French national’s legal challenge against refusal of homelessness assistance dismissed
A French national whose application for homelessness assistance was rejected by Glasgow City Council has had a petition for judicial review of the decision dismissed.
Augustin-Roger Mokombo-Eboma claimed that, as an EU citizen, he was entitled to homelessness assistance in Scotland and that Glasgow City Council had acted “ultra vires” in failing to provide him with interim accommodation, but a judge in the Court of Session dismissed the case as “incompetent”.
Lord Bannatyne heard that the petitioner applied for homelessness assistance in accordance with the Housing (Scotland) Act 1987, but in a decision letter dated 11 October 2018 the respondent refused his application, stating that “you are not now exercising a treaty right entitling you to homelessness assistance”.
The petitioner sought to exercise his right of review of the decision in terms of section 35A of the 1987 Act, but before that review concluded he raised judicial review proceedings seeking declarator that the respondent has acted ultra vires of section 29(1)(a) of the Housing (Scotland) Act 1987 by failing to provide him with interim accommodation and refusing to undertake a homelessness assessment in accordance with section 28 of the 1987 Act.
He also sought declarator that the respondent had “erred in law” in finding the petitioner was not exercising a European Union Treaty right which entitled him to homelessness assistance in Scotland.
However, the respondent’s position was that there was “no need” for the present judicial review proceedings as the petitioner had a statutory form of review open to him in terms of section 35A, which provides that where an applicant requests a review of any decision as to what duty (if any) is owed to the applicant under section 31 or 32, the local authority concerned shall review the decision.
It was argued that the petitioner had failed to exhaust his alternative remedies and therefore the petition should be refused on the basis that it was “incompetent” to proceed by way of judicial review, the remedies provided by which arose from the supervisory jurisdiction of the court where there was no other remedy available.
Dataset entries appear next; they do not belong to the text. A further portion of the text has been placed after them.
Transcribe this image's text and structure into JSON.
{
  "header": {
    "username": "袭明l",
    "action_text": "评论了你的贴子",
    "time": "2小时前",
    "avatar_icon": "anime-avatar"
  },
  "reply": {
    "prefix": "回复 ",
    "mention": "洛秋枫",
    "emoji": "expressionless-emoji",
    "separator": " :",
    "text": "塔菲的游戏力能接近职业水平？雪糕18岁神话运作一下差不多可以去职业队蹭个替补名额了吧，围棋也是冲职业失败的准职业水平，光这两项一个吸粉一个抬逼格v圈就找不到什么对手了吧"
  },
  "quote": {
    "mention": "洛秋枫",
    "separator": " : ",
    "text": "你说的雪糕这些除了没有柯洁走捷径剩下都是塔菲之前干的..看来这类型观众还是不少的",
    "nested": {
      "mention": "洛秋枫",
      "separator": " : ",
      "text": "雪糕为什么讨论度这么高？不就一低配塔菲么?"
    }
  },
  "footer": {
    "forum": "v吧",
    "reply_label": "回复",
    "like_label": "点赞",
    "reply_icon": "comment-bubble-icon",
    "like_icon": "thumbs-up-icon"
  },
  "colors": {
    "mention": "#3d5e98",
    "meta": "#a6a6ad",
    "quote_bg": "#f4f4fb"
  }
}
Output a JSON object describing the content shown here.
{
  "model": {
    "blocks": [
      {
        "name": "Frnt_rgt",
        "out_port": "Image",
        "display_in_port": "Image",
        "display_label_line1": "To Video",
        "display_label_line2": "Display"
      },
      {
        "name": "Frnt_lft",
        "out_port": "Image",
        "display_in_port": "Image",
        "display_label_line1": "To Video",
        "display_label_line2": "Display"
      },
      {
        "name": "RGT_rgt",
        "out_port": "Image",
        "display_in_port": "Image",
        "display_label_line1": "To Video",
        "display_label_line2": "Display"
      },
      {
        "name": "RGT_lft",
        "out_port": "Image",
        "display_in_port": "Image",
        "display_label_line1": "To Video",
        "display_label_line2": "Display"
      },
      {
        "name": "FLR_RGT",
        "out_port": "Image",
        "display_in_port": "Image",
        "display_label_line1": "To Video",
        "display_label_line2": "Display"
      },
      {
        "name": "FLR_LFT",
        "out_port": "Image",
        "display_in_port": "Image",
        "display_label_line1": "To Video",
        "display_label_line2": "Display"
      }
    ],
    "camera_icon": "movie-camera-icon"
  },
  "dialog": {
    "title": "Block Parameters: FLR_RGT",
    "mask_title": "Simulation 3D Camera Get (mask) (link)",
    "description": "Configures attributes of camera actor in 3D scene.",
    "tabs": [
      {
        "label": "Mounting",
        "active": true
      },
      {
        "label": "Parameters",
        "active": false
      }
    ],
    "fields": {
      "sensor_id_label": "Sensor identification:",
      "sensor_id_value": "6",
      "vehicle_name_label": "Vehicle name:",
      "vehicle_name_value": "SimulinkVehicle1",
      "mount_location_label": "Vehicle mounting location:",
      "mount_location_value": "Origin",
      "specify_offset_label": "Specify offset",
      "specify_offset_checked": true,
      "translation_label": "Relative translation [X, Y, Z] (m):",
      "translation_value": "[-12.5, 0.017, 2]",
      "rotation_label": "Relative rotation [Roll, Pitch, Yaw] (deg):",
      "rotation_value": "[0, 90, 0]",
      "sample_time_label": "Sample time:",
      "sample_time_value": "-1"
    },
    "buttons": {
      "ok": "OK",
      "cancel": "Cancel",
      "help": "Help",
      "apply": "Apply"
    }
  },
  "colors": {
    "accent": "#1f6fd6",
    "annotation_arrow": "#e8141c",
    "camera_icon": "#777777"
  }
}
The petitioner’s position was that a statutory review of the respondent’s decision under section 35A of the 1987 Act was not competent, as the decision was not made under the legislation; rather, it was a determination of the petitioner’s immigration status under EU treaty rights.
It was submitted that the respondent’s decision made no finding or decision with respect to any of the duties or statutory tests set out in section 31 of the 1987 Act, thus no statutory review was available.
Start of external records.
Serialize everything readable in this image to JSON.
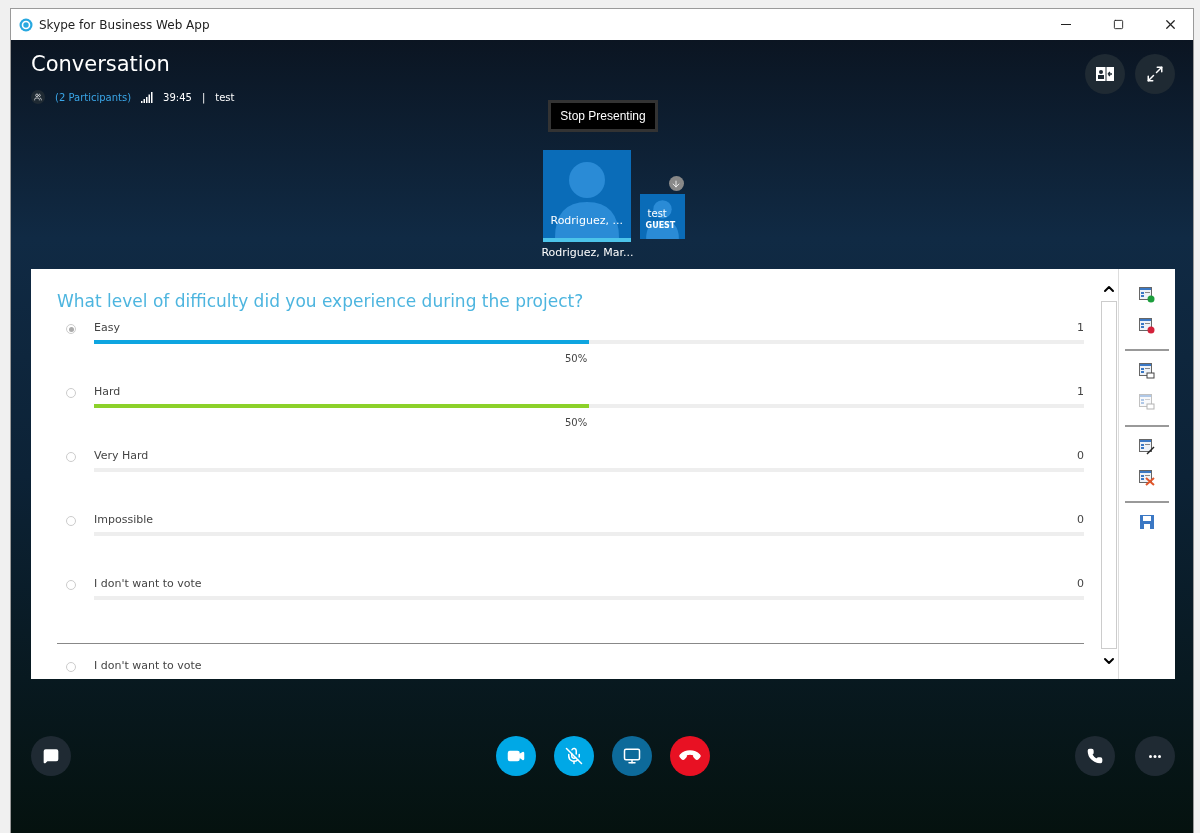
{
  "window": {
    "title": "Skype for Business Web App"
  },
  "header": {
    "title": "Conversation",
    "participants": "(2 Participants)",
    "duration": "39:45",
    "separator": "|",
    "meeting": "test"
  },
  "stop_presenting": "Stop Presenting",
  "participants": [
    {
      "tile_name": "Rodriguez, ...",
      "label": "Rodriguez, Mar...",
      "speaking": true
    },
    {
      "tile_name": "test",
      "role": "GUEST"
    }
  ],
  "poll": {
    "question": "What level of difficulty did you experience during the project?",
    "options": [
      {
        "label": "Easy",
        "count": "1",
        "level": 0.5,
        "percent": "50%",
        "color": "#0ea5e0",
        "selected": true
      },
      {
        "label": "Hard",
        "count": "1",
        "level": 0.5,
        "percent": "50%",
        "color": "#8cd12a",
        "selected": false
      },
      {
        "label": "Very Hard",
        "count": "0",
        "level": 0,
        "selected": false
      },
      {
        "label": "Impossible",
        "count": "0",
        "level": 0,
        "selected": false
      },
      {
        "label": "I don't want to vote",
        "count": "0",
        "level": 0,
        "selected": false
      }
    ],
    "vote_options": [
      {
        "label": "I don't want to vote",
        "selected": false
      }
    ],
    "tool_groups": [
      [
        {
          "kind": "open",
          "disabled": false
        },
        {
          "kind": "close",
          "disabled": false
        }
      ],
      [
        {
          "kind": "show",
          "disabled": false
        },
        {
          "kind": "show",
          "disabled": true
        }
      ],
      [
        {
          "kind": "edit",
          "disabled": false
        },
        {
          "kind": "delete",
          "disabled": false
        }
      ],
      [
        {
          "kind": "save",
          "disabled": false
        }
      ]
    ]
  },
  "controls": {
    "video": {
      "on": false
    },
    "mic": {
      "muted": true
    },
    "present": {
      "on": false
    }
  }
}
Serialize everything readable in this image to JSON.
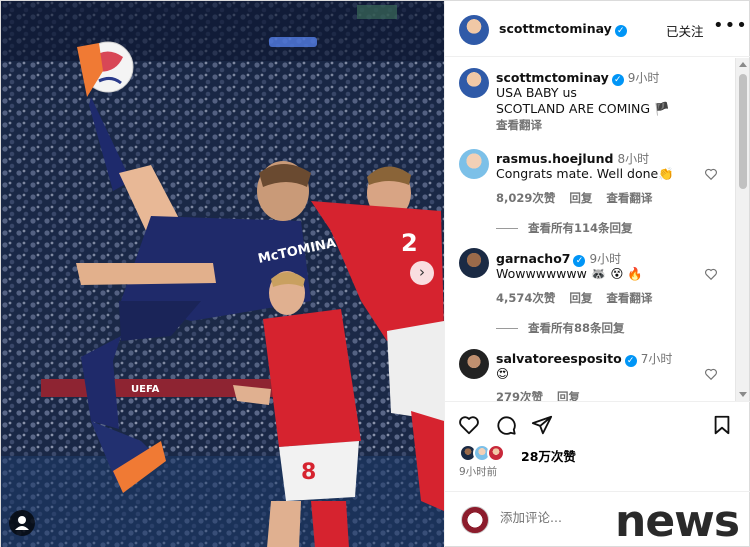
{
  "post": {
    "username": "scottmctominay",
    "follow_label": "已关注",
    "more_label": "•••",
    "next_label": "›"
  },
  "caption": {
    "username": "scottmctominay",
    "time": "9小时",
    "line1": "USA BABY us",
    "line2": "SCOTLAND ARE COMING 🏴",
    "translate": "查看翻译"
  },
  "comments": [
    {
      "username": "rasmus.hoejlund",
      "time": "8小时",
      "text": "Congrats mate. Well done👏",
      "likes": "8,029次赞",
      "reply": "回复",
      "translate": "查看翻译",
      "view_replies": "查看所有114条回复"
    },
    {
      "username": "garnacho7",
      "time": "9小时",
      "text": "Wowwwwwww 🦝 😵 🔥",
      "likes": "4,574次赞",
      "reply": "回复",
      "translate": "查看翻译",
      "view_replies": "查看所有88条回复"
    },
    {
      "username": "salvatoreesposito",
      "time": "7小时",
      "text": "😍",
      "likes": "279次赞",
      "reply": "回复"
    }
  ],
  "footer": {
    "likes": "28万次赞",
    "posted": "9小时前",
    "comment_placeholder": "添加评论..."
  },
  "photo_text": {
    "jersey_name": "McTOMINAY",
    "jersey_number_red": "2",
    "jersey_number_red2": "8",
    "ad_board": "UEFA"
  },
  "watermark": "news",
  "icons": [
    "verified-icon",
    "heart-icon",
    "comment-icon",
    "share-icon",
    "bookmark-icon",
    "user-tag-icon"
  ]
}
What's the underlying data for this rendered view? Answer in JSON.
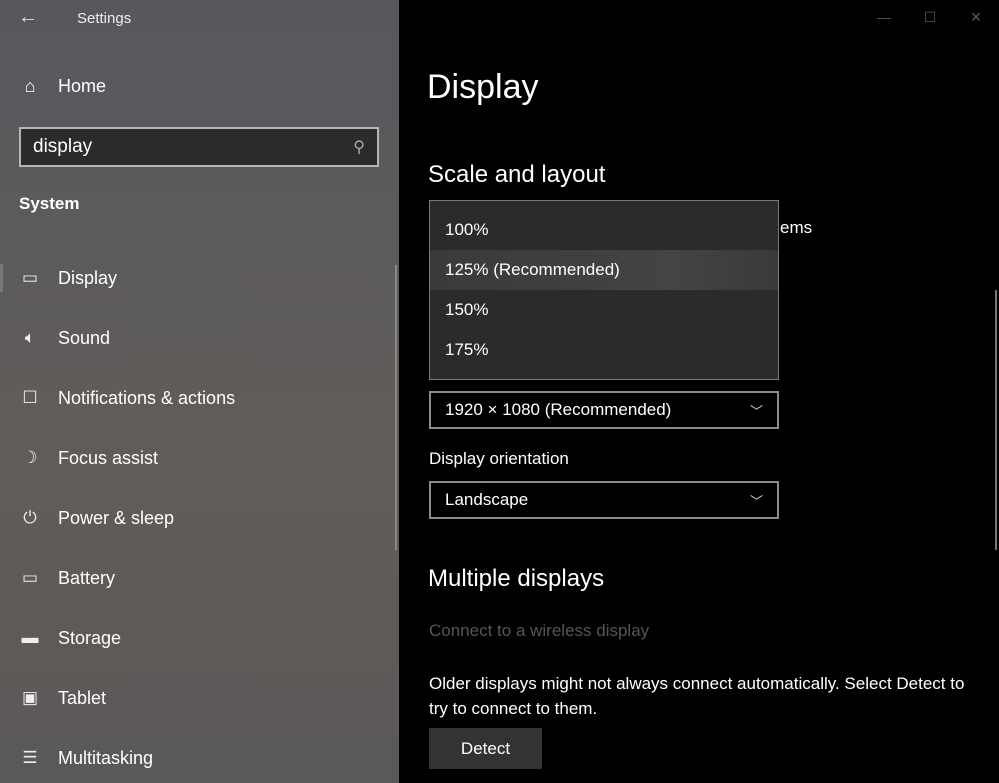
{
  "window": {
    "title": "Settings",
    "back_icon": "arrow-left-icon",
    "controls": [
      "minimize",
      "maximize",
      "close"
    ]
  },
  "sidebar": {
    "home": "Home",
    "search": {
      "value": "display",
      "icon": "search-icon"
    },
    "section": "System",
    "items": [
      {
        "label": "Display",
        "icon": "monitor-icon",
        "selected": true
      },
      {
        "label": "Sound",
        "icon": "speaker-icon"
      },
      {
        "label": "Notifications & actions",
        "icon": "message-icon"
      },
      {
        "label": "Focus assist",
        "icon": "moon-icon"
      },
      {
        "label": "Power & sleep",
        "icon": "power-icon"
      },
      {
        "label": "Battery",
        "icon": "battery-icon"
      },
      {
        "label": "Storage",
        "icon": "storage-icon"
      },
      {
        "label": "Tablet",
        "icon": "tablet-icon"
      },
      {
        "label": "Multitasking",
        "icon": "multitasking-icon"
      }
    ]
  },
  "main": {
    "title": "Display",
    "scale_section": "Scale and layout",
    "scale_dropdown": {
      "options": [
        "100%",
        "125% (Recommended)",
        "150%",
        "175%"
      ],
      "highlighted": "125% (Recommended)"
    },
    "partial_text": "ems",
    "resolution": "1920 × 1080 (Recommended)",
    "orientation_label": "Display orientation",
    "orientation": "Landscape",
    "multi_section": "Multiple displays",
    "wireless_link": "Connect to a wireless display",
    "older_text": "Older displays might not always connect automatically. Select Detect to try to connect to them.",
    "detect_button": "Detect"
  }
}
The decision letter made no decision as to whether the petitioner was homeless, in terms of section 24 of the 1987 Act, and whether he became homeless intentionally, in terms of section 26 of the 1987 Act.
Instead, it was argued that the letter made a decision based on the petitioner’s immigration law status in terms of the Immigration (European Economic Area) Regulations 2016, under which EU nationals may accrue rights within the UK.
It followed that a review in terms of section 35A was not open to the petitioner and that, accordingly, he required to seek a judicial review.
The petitioner sought reduction of the decision and an order for specific performance of the respondent’s duty to undertake a homelessness assessment in accordance with section 28 of the 1987 Act and accommodate him.
‘Incompetent and premature’
The judge held that the petition was “incompetent and premature”.
In a written opinion, Lord Bannatyne said: “Looking to the plain and ordinary meaning of the language in the above provision I am satisfied that the scope of the review provided for therein is sufficiently wide to encompass the challenged decision.
“On a fair reading of the decision letter what is decided by the respondent is that no duty was owed to the petitioner in terms of section 31 as he had not established that he was a ‘qualified person’ in terms of Regulation 6 of the 2016 Regulations.
“The argument advanced by the petitioner that there has been no decision in terms of section 31 of the 1987 Act but rather a decision in terms of the 2016 Regulations for these reasons appears to me to be misconceived.
“The decision was not to hold him entitled to accommodation in terms of section 31 because he was not eligible for such. That is a decision in terms of section 31.
“Accordingly, having held that the above was the effect of the decision it appears to me that decision of the respondent falls four square within the scope of section 35A(2)(a). Thus I am persuaded that the petitioner has a right to a statutory review in terms of the said provision.
“Thus the petitioner has not exhausted all of his statutory remedies. The review procedure in terms of section 35A remains open to him. That review procedure is capable of curing the alleged injustice of which he complains.”
The judge added that judicial review was a remedy of “last resort”.
“Judicial review is an equitable remedy to prevent injustice,” he said.
“Given there is a statutory review procedure open to the petitioner he does not require to resort to judicial review. For the foregoing reasons I hold that the petition is incompetent and premature.”